[PROBLEM STATEMENT] All lines in the records that carry the string "利用者認証" are to be shown.

::: THE DATA

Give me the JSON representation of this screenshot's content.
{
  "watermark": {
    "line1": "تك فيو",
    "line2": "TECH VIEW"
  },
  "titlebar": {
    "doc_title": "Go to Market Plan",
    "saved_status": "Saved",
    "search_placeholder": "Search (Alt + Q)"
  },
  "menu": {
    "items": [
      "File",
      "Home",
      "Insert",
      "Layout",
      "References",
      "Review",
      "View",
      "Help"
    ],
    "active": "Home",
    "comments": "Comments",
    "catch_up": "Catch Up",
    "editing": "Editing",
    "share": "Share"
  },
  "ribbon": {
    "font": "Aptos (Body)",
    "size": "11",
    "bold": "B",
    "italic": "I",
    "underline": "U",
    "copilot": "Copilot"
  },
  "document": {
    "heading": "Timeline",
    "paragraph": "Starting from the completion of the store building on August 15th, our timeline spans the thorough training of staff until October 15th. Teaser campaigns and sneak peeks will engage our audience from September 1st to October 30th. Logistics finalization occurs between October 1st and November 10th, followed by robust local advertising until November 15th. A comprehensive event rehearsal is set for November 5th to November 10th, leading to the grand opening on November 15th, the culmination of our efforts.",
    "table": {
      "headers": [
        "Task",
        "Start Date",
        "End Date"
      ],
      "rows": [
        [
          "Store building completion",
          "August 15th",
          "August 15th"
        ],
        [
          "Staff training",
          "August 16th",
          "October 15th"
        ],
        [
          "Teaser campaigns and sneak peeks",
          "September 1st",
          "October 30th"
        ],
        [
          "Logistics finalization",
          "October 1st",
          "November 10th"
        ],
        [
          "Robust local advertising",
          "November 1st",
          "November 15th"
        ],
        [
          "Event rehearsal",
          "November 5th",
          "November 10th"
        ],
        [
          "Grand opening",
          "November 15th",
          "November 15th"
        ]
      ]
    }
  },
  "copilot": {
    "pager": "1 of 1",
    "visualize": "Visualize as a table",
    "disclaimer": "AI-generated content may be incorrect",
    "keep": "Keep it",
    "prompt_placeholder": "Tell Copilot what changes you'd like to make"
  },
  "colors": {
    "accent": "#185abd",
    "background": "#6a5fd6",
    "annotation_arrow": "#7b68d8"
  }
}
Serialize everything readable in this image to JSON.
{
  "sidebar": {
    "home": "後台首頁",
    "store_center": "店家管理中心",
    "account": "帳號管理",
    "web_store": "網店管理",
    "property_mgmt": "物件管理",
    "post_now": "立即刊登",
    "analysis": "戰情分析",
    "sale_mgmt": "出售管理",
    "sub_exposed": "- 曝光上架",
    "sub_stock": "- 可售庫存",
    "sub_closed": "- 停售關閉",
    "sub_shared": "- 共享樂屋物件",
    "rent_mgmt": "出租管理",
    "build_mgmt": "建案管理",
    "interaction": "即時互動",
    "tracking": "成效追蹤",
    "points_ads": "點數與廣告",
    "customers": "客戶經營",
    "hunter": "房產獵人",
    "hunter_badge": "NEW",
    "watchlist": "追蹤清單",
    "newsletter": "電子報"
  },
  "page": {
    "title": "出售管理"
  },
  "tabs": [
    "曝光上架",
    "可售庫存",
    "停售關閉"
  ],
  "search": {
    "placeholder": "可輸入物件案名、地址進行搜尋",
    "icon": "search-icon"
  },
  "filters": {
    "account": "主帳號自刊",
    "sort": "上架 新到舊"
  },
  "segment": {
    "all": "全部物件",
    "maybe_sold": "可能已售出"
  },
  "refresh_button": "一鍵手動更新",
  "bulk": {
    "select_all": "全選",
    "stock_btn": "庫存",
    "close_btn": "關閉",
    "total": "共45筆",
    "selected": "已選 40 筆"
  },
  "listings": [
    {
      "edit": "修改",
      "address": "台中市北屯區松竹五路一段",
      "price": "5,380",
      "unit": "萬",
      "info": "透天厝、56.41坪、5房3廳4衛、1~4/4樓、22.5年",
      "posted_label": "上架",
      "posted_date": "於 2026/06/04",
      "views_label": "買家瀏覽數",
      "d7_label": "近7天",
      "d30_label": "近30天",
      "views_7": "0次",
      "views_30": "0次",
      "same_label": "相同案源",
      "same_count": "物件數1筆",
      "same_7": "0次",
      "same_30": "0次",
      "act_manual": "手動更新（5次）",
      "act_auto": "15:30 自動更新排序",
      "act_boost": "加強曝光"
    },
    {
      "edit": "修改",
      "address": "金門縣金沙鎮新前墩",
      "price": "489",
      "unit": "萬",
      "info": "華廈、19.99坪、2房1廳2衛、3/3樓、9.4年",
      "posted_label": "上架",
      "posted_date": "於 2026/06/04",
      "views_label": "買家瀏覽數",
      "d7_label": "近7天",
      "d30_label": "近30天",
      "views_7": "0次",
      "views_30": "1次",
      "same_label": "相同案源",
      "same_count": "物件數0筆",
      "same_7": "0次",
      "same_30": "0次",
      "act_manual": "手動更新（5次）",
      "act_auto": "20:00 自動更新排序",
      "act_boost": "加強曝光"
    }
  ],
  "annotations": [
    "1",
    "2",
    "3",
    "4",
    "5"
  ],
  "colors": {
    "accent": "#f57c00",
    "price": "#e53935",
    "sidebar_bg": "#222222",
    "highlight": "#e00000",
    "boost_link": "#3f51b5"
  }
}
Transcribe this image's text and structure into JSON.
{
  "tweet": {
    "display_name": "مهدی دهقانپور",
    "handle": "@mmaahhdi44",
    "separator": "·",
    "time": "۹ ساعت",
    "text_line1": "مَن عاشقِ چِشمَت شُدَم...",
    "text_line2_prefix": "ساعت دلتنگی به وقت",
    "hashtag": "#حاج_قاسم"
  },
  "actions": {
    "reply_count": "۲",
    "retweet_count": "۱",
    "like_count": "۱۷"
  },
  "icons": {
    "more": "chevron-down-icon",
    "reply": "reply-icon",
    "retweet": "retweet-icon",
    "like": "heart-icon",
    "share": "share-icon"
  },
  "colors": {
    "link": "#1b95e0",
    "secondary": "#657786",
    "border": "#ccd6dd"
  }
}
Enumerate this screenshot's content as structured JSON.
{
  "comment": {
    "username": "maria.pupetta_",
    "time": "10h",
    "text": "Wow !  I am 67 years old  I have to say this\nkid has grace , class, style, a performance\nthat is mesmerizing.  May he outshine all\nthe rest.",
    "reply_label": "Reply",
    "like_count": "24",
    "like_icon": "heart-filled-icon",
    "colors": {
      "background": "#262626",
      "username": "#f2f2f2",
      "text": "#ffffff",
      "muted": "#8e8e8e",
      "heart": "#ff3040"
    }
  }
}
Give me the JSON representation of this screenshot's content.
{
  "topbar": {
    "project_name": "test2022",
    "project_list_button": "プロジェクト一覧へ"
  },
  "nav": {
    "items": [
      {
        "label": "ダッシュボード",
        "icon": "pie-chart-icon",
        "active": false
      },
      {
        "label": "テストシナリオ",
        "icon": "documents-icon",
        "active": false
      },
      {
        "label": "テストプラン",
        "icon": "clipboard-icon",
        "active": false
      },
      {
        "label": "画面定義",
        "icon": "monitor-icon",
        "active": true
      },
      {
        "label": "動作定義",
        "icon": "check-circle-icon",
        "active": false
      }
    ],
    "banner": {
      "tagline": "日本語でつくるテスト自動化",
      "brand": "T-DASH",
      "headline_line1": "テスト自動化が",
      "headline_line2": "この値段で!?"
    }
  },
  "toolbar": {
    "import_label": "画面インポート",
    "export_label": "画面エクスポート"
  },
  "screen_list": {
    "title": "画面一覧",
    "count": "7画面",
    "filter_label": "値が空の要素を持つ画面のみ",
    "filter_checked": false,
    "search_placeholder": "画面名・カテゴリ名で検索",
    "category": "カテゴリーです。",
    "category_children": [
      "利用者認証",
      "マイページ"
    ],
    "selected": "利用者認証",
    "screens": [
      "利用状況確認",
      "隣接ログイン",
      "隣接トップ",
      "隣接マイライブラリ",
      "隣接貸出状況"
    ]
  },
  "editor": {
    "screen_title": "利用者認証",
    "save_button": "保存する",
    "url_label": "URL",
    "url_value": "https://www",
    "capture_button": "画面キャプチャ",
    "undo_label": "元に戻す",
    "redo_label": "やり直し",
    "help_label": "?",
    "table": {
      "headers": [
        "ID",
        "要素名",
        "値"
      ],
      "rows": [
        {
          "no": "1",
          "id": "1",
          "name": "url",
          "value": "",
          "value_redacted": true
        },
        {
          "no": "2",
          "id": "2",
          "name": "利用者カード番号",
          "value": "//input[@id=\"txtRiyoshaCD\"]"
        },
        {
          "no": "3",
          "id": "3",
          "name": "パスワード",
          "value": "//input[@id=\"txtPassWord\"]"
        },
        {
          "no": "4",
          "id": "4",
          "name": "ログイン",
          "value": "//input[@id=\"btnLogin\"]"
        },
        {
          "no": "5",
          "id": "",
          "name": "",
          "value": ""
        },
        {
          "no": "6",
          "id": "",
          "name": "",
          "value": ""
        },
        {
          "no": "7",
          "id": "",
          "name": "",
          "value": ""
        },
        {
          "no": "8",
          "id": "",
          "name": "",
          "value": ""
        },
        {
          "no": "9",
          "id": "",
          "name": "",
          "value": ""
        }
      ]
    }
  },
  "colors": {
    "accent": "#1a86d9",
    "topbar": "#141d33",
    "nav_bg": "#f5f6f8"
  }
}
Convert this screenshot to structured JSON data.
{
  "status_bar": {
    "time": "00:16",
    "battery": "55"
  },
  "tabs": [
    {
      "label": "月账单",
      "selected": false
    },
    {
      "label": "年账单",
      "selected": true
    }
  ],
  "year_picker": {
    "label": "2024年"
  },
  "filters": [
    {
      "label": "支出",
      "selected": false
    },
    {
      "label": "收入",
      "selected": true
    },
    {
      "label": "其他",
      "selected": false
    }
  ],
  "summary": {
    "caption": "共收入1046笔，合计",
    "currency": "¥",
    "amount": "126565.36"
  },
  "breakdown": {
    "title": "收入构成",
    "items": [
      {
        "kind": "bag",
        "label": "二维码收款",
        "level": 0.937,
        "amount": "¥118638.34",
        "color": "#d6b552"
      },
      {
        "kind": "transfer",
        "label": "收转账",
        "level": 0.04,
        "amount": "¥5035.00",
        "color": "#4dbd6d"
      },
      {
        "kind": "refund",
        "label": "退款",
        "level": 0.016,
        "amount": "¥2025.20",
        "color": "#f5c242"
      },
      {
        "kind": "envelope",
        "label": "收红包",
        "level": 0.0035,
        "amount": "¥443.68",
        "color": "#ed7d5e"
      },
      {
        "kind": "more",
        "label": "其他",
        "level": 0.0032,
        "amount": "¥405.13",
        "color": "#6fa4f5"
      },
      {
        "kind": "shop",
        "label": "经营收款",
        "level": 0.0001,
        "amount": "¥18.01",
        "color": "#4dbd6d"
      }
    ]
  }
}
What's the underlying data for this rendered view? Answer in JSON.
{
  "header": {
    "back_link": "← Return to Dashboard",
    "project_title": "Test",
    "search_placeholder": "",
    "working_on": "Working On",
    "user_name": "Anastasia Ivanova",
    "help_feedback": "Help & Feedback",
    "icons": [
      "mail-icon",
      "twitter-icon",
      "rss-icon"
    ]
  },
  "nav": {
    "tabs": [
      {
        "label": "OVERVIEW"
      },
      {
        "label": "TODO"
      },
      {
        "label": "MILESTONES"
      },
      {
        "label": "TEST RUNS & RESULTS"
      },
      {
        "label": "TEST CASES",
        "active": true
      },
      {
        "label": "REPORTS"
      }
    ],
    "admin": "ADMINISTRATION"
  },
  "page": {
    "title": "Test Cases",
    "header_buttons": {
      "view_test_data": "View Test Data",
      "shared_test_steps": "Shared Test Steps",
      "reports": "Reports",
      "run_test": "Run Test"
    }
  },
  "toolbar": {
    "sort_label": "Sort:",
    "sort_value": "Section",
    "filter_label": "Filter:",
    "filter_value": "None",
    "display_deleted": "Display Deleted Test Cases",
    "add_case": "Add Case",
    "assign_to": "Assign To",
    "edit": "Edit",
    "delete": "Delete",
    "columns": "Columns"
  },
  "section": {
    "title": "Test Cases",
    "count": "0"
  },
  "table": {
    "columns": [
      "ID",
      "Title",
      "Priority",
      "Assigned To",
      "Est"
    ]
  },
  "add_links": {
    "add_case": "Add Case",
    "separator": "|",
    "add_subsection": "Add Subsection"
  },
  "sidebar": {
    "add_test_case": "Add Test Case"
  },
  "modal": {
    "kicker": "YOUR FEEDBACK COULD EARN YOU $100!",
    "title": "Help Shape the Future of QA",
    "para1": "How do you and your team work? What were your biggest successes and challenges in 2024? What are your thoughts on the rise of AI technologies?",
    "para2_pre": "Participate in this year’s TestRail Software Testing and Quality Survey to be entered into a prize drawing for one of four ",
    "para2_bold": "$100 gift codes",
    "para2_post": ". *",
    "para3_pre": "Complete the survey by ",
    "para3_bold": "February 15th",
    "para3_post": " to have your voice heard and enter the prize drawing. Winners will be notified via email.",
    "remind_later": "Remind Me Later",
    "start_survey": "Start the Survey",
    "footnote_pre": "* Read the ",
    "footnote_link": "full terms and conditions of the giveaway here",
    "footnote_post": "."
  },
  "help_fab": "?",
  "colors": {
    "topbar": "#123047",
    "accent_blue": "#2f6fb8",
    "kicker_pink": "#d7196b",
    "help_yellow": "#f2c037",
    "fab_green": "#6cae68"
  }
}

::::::

[WRITTEN ANSWER]
      "利用者認証",
    "selected": "利用者認証",
    "screen_title": "利用者認証",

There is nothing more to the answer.